The lengths at which Thespians will go to have a safe production can be explained by how theater can be such a positive outlet for adults and teens alike. 

“I’ve found that performing, and becoming a character, is really good for your own character,” Christopher said. “You are able to deeply empathize with the person whose shoes you’re stepping into, and that’s a really important skill, not only as an actor, but also just as a human being.” 

The arts present a unique opportunity to improve yourself as a human being, a form of self-care like no other. 

“COVID or no COVID, it’s something that has always really helped me,” Snyder said. “Thespians and theater as a whole is where I kind of learned the power of my own voice, and that I could speak up and that I could be myself.” 

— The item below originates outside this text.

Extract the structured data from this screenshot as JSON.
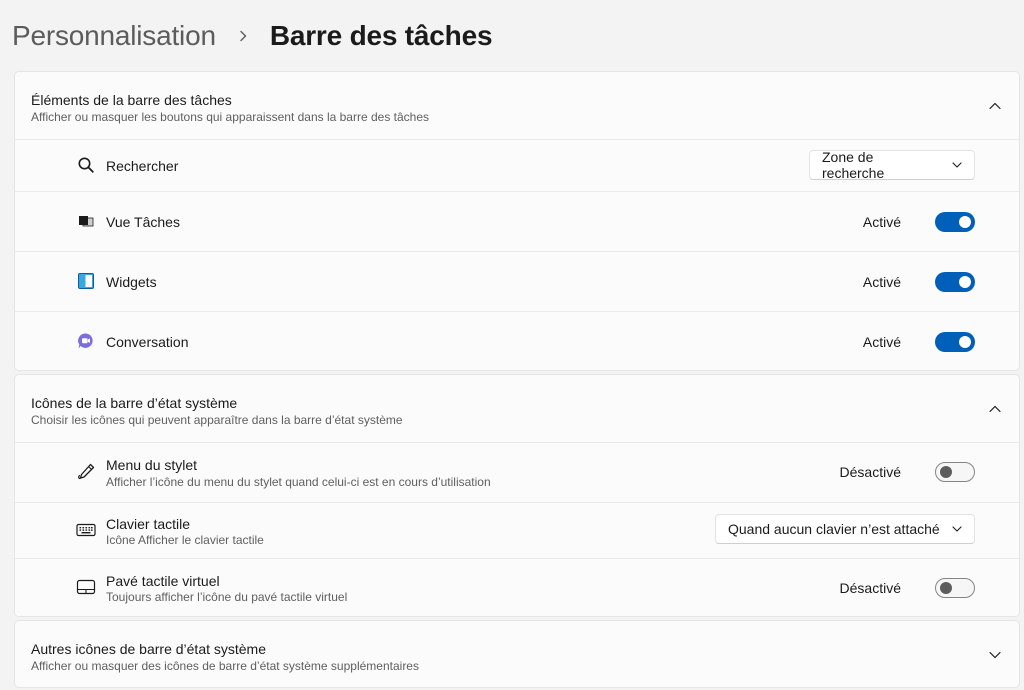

A study done from 2015-2017 by the All-Party Parliamentary Group on Arts, Health and Wellbeing (APPGAHW) shows how powerfully the arts can promote mental health and well being. They can even reduce hospitalizations when prescribing arts activities to patients.

Mental health benefits, skill-improvement, and a community of support can all be found at State High Thespians. With lower costs this year, and a COVID-safe experience, almost anyone could join and find their place. Thespians accept new members all year round, but recommends getting involved in the fall to begin community-building. Monday, Sep. 14, will be an all-virtual membership meeting, and the link to join their Zoom meetings can be found on the website for State High Thespians. Whether they’re faced with a late curtain call or a poor wifi connection, theater at State High remains to see another year of performances.